Caroline M. Roberto, one of Lloyd's defense attorneys, had argued that Lloyd fatally shot Lori Hann because he might have reasonably believed that she was going to shoot him.
The mortally wounded body of Hann, a divorced 41-year-old, was found at about 11 p.m. Aug. 3 on the front porch of a residence in the 5400 block of Beacon Street in Squirrel Hill. She had been shot once in the head.
A swift police investigation led detectives to Lloyd. Hann's friends told police that the couple had met on the Internet, though the nature of their relationship is not clear.
Pittsburgh homicide Detective George Trosky, the only witness called to testify at yesterday's inquest, said that Lloyd admitted that he shot Hann.
According to Trosky, Lloyd said that Hann was angry with him because he was out with another woman when he had agreed to meet her at his Squirrel Hill apartment.
When he arrived for the meeting about 90 minutes late, Hann demanded that he get into her car, and she drove off. About five minutes later, she parked in front of the residence on Beacon Street while the couple continued to argue.
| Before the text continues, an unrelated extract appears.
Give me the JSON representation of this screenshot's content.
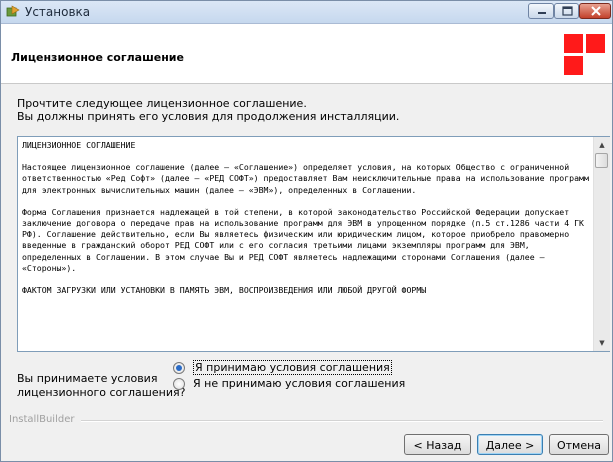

At one point in the car, Trosky said Lloyd told him, Hann pulled a .357 Magnum revolver from the console and pointed it at him. A moment later she got out of the vehicle and walked up to the porch of a resident that neither of them knew.
Lloyd followed her. When he got within about six feet of Hann, he called to her and she turned with her hands above her head. Lloyd said that he did not know whether she still was holding her weapon. So, he pulled a .380-caliber semiautomatic pistol from his pants pocket and fired a single round that struck her above the left eye.
"He aimed and fired, and he watched her fall. Then he ran," Trosky testified.
At a bus stop, Lloyd used his cell phone to call his new girlfriend, Lisa Donato of Carrick, to pick him up.
Lloyd and Donato drove to his apartment, where he collected some clothing and three more handguns that he tossed into the Monongahela River near the Waterfront complex in West Homestead.
Lloyd told police that he believed he lost the weapon used to shoot Hann when he fell while running from the scene of the incident.
Two handguns were found near the scene.
Lloyd told investigators that he had a criminal record and could not buy guns, so Hann bought them for him in her name.
Roberto argued after the hearing that, because First Assistant District Attorney Edward J. Borkowski relied solely on Lloyd's statement to have the charges held for court, then the court should recognize that details of his version of events suggest he might have acted in self defense.
Uhrich denied Roberto's motion to dismiss the more serious homicide counts, first- and third-degree murder, and order a trial only on charges of voluntary manslaughter.
Borkowski argued that such a ruling would go against Uhrich's mandate at the preliminary hearing stage to view evidence in a light most favorable to the prosecutor's case.
Jim McKinnon can be reached at firstname.lastname@example.org or 412-263-1939.